Suicide is Painless
Years went by. A few times I saw the body by the side of the road; some fatal car/motorcycle accident, arriving immediately after an event and so on. Most of the time I didn't stop to help; as there were already many on the scene, and the last thing they need is another "helper". I'm not really a looky-loo or rubber necker; there's nothing much to see.
There I was, minding my own business, when I see a body fall by my window, and make a slightly wet but very loud, "smack" against the street like Gallagher mallet'ing a side of beef. Well that's not something you see/hear every day.
I went down, and talked to the cops, who asked, "did she yell". And to my reply of "nope", they responded, "Good. That means a jumper... if she'd been pushed, she'd have screamed the whole way down". And that ended the investigation into the meeting of the homeless person and the sidewalk.
And so ends the tale of the second suicide I'd "discovered". But wait, there's more.
Some people are fascinated with death; probably because of the taboo it has.
Personally, I think more people should be exposed to cope with the gruesome realities to get over their morbid fascination. Though I'm thankful that other people are doctors, nurses, police, morticians, etc., that deal with it, so that I don't have to. While I prefer not to wallow in ugliness, I think hiding it (too much), makes people less able to cope with the realities of life... and death.
I've also known some other people that self-destructed. Either indirectly; drugs, alcohol, hanging out with the wrong people, doing the wrong things, and so on. Or more directly, as in my neighbor, or the case of a Mac Columnist and friend Rodney O. Lain who took his own life. Rodney wasn't a close friend; but we had exchanged emails, calls, and shared a few meals.
In the cases where I was one of the first on the scene, it was interesting how fast life returns to normal; for some. Granted, I didn't have much vested in either victim; but even the couple people that I did know, weren't that huge an impact either. Some reminiscing, some sorrow, but life goes on. How, or why, doesn't really matter or change anything, it just is.

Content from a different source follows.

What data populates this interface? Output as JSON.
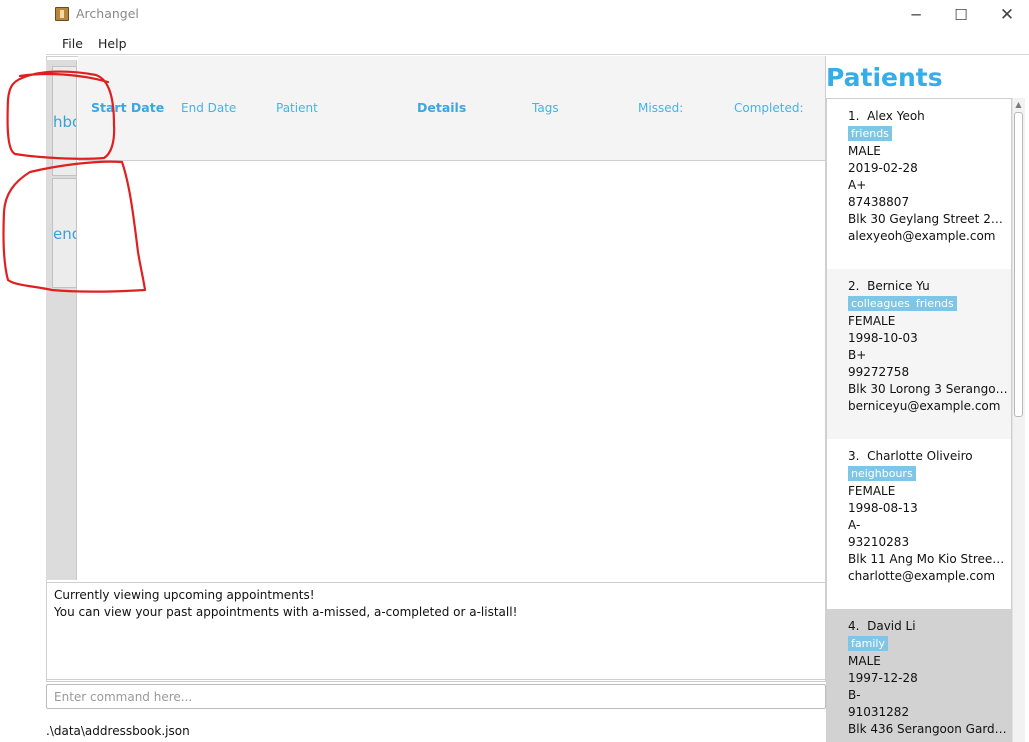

It's not that I'm callous, I sincerely miss (and remember) folks. But too much wallowing is wasting what precious time you have left, I just try to remember the times we shared, and move on. They'll be remembered, they'll be missed, I often remember and wish they were still around; normal emotions, pity, frustration, anger, hurt - but death is the final chapter in all our lives.
To me a lot of the drama is in the mind of the person who makes the drama (myself included); the person that is dead is dead. (Raging at the dying of the light, is something only the living participate in). The dead are finally at peace. I think that's why we need to vent and rage. It is a narcissistic rant at our own insignificance, and self-pity at the loss of a playmate, companion or partner. We need to express that grief and rage, because we know that life will go on without them, as it will when we pass.
We live, we do things, we die; life goes on (for others). I try to remember that death is a reminder to us all that we are still alive, and to remind us what we stand for, and reflect on how we are going to live in the time we have left; to get on with living our lives, rather than wasting a lot of time focused on dead history or past events. Live in the present and the future, and death is the past. Since it is something you don't have control of anyway, you just have to let it go.